• _RECORDS FOR THE EXERCISE_:
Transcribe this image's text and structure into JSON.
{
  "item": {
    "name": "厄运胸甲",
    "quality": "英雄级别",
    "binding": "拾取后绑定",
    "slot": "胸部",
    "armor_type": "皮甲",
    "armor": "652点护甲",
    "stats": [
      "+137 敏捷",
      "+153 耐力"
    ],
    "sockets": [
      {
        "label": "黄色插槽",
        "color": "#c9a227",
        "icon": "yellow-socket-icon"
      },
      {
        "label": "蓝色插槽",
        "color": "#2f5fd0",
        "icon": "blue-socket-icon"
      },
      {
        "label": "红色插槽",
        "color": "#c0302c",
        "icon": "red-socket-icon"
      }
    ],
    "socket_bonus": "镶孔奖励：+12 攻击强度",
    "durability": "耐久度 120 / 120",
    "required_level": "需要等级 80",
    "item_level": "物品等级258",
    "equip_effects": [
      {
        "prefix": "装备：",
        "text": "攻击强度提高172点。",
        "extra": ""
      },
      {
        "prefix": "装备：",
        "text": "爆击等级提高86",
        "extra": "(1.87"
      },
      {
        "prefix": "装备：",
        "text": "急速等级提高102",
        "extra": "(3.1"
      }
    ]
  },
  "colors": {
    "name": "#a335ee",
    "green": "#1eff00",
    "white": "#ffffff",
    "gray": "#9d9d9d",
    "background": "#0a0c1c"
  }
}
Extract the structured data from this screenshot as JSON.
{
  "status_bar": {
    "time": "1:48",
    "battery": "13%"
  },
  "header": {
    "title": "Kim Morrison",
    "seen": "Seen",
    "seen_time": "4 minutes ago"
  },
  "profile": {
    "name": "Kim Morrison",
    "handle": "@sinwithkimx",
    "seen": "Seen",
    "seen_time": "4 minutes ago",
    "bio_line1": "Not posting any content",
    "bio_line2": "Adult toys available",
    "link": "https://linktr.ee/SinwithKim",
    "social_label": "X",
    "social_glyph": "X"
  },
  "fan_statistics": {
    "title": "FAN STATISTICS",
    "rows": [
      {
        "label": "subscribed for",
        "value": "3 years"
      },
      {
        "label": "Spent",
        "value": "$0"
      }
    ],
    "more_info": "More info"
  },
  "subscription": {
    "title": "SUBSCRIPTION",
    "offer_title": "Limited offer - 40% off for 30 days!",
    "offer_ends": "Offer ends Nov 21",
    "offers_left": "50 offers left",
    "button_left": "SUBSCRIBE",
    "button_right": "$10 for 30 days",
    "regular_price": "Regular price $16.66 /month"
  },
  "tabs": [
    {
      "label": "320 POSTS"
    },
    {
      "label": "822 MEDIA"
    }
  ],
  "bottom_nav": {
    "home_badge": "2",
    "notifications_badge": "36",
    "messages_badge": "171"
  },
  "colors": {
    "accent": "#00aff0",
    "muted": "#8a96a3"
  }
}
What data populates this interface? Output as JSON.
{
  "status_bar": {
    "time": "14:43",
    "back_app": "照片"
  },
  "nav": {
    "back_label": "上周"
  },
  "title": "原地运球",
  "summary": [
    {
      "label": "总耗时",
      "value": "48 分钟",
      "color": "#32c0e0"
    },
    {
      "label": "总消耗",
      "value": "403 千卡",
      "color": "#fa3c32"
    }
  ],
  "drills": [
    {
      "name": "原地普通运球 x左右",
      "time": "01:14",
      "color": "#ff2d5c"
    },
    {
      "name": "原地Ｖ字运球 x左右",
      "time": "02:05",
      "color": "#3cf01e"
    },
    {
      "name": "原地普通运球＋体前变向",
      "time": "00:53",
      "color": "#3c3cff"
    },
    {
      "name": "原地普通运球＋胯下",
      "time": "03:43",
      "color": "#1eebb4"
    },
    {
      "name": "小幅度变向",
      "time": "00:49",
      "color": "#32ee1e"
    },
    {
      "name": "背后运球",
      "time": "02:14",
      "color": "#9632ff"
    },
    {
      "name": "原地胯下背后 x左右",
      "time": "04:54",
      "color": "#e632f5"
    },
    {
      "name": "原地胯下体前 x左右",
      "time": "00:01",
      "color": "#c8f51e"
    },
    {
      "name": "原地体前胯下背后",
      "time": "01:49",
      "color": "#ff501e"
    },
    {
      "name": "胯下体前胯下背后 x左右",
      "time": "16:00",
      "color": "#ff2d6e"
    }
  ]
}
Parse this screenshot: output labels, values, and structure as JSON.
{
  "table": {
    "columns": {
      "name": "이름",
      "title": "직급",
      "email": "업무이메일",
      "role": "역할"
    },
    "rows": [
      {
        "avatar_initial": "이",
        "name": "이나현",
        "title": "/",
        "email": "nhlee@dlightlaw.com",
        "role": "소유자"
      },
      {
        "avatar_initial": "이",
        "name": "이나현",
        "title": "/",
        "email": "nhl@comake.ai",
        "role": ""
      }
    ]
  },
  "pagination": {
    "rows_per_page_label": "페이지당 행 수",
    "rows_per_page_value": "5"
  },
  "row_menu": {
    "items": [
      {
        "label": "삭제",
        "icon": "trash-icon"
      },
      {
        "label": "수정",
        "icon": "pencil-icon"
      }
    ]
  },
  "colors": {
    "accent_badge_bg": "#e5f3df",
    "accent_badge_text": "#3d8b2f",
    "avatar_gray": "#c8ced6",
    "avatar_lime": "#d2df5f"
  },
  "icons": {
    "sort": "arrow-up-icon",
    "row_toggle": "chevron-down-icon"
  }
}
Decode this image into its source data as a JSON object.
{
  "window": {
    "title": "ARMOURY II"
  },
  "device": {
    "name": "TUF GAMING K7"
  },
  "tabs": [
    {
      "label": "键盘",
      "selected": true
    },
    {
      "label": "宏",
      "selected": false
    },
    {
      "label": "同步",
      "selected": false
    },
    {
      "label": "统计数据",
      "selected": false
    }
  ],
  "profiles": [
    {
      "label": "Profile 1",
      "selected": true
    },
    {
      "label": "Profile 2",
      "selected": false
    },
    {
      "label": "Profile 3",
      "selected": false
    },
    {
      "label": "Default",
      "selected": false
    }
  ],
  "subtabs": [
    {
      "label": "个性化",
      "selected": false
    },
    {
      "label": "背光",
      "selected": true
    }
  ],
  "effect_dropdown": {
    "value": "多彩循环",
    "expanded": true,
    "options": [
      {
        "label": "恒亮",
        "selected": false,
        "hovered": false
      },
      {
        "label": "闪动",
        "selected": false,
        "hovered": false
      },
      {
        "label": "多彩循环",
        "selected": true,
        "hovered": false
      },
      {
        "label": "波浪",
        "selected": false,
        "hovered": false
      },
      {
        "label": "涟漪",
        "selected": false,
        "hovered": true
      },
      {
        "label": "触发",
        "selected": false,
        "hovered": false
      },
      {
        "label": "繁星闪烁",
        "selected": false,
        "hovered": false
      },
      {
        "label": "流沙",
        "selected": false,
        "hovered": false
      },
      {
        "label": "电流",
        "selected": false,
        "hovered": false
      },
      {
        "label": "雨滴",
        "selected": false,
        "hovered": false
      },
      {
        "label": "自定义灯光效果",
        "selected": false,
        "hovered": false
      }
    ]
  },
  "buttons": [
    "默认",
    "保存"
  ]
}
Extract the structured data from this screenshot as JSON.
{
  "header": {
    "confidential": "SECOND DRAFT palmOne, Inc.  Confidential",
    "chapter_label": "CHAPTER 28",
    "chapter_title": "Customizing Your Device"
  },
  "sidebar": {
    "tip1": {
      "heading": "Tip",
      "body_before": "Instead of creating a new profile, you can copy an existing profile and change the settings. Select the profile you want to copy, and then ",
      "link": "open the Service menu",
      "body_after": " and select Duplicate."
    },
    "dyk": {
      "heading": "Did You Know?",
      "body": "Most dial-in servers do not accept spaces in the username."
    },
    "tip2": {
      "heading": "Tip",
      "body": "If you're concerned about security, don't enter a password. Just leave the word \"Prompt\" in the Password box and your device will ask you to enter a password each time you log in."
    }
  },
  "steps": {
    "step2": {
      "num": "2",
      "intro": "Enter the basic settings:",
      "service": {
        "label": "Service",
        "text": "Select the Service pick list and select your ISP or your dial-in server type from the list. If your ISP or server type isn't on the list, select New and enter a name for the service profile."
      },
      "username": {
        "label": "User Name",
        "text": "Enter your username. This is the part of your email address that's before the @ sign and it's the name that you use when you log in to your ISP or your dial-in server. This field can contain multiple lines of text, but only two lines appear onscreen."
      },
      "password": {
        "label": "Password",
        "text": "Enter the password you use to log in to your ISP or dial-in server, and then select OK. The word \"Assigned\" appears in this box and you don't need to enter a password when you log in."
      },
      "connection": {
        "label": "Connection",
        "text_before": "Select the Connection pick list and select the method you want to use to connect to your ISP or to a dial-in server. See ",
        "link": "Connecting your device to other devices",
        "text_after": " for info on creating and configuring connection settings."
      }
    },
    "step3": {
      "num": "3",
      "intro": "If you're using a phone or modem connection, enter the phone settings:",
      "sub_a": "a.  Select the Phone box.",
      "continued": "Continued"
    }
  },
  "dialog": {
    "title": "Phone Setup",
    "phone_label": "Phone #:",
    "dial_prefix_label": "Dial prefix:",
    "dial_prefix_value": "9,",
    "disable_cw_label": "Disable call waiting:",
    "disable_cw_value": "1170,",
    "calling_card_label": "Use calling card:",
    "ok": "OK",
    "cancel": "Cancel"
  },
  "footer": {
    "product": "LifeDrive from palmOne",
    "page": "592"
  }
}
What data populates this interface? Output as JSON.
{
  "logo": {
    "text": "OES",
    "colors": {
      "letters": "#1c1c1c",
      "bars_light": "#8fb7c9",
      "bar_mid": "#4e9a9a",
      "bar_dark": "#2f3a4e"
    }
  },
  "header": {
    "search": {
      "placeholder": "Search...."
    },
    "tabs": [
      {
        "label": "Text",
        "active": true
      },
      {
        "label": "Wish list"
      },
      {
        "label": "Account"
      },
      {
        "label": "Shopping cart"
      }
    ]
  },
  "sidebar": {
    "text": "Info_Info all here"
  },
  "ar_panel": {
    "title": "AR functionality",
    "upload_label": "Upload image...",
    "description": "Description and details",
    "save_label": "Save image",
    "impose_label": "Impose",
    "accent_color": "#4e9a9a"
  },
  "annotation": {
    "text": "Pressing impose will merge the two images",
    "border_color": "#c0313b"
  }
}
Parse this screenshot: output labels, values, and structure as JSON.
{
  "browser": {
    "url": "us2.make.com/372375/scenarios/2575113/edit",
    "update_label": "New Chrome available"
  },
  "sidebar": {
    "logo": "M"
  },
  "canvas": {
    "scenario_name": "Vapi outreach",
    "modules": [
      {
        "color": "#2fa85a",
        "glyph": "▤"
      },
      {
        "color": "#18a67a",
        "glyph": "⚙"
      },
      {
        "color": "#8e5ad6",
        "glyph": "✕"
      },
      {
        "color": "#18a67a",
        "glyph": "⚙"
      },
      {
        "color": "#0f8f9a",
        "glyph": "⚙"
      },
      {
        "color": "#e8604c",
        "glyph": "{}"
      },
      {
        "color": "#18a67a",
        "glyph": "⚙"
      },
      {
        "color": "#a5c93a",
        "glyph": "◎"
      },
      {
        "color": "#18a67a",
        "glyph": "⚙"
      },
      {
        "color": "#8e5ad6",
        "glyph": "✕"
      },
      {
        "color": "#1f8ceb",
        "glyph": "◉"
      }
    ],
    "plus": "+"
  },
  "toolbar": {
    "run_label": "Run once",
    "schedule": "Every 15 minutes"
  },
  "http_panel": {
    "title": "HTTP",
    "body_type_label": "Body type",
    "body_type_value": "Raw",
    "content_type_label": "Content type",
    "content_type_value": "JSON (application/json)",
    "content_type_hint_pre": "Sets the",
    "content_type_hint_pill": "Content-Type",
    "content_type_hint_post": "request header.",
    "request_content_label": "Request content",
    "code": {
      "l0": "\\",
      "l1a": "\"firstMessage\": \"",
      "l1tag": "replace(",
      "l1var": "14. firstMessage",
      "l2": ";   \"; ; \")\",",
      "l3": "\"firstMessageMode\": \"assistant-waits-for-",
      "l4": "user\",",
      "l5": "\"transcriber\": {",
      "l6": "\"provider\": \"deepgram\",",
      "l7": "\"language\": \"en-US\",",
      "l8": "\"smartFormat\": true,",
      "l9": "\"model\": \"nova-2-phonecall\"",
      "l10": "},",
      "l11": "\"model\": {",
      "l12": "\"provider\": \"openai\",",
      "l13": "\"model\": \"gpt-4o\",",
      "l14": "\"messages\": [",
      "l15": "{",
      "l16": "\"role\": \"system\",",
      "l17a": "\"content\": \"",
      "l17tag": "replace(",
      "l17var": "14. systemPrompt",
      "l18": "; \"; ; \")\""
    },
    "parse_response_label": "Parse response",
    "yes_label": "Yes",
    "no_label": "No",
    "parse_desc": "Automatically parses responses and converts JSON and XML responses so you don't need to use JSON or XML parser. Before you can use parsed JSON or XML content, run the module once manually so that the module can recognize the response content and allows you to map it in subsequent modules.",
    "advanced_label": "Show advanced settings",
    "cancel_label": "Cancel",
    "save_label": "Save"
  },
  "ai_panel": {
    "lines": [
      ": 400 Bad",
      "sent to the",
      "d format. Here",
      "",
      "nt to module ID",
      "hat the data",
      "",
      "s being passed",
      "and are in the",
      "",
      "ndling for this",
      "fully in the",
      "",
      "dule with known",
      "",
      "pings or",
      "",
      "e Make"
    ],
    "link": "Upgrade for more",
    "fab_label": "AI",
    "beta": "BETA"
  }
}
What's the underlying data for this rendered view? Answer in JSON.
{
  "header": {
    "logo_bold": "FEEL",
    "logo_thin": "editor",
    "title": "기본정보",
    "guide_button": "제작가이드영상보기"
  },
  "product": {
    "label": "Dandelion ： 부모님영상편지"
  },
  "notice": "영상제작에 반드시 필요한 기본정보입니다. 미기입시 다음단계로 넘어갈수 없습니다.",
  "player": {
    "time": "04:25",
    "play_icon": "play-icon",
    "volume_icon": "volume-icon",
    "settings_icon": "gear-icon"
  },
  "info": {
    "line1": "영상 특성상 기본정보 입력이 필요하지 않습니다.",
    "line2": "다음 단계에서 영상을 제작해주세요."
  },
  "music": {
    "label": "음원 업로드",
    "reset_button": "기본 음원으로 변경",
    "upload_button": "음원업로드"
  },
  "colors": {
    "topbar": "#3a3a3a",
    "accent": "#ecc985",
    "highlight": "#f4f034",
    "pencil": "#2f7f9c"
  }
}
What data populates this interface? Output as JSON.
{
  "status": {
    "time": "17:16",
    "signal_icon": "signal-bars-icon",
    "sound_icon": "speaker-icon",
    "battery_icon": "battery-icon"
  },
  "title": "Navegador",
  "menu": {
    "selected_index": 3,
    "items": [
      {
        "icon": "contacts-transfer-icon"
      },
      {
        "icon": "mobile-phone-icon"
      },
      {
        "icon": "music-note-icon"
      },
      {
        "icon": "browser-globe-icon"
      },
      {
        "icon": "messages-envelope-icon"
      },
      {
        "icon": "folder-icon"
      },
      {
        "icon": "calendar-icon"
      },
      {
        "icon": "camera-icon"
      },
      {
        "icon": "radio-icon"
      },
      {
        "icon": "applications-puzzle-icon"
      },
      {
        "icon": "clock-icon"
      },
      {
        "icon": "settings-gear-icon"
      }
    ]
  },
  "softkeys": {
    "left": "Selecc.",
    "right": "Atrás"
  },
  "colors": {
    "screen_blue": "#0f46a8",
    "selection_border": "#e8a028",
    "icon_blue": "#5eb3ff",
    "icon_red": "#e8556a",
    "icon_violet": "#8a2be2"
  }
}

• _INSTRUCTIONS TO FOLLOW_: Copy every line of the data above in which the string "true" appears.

• _RESPONSE_:
      "selected": true
      "selected": true
      "selected": true
    "expanded": true,
        "selected": true,
        "hovered": true
        "active": true
      "l8": "\"smartFormat\": true,",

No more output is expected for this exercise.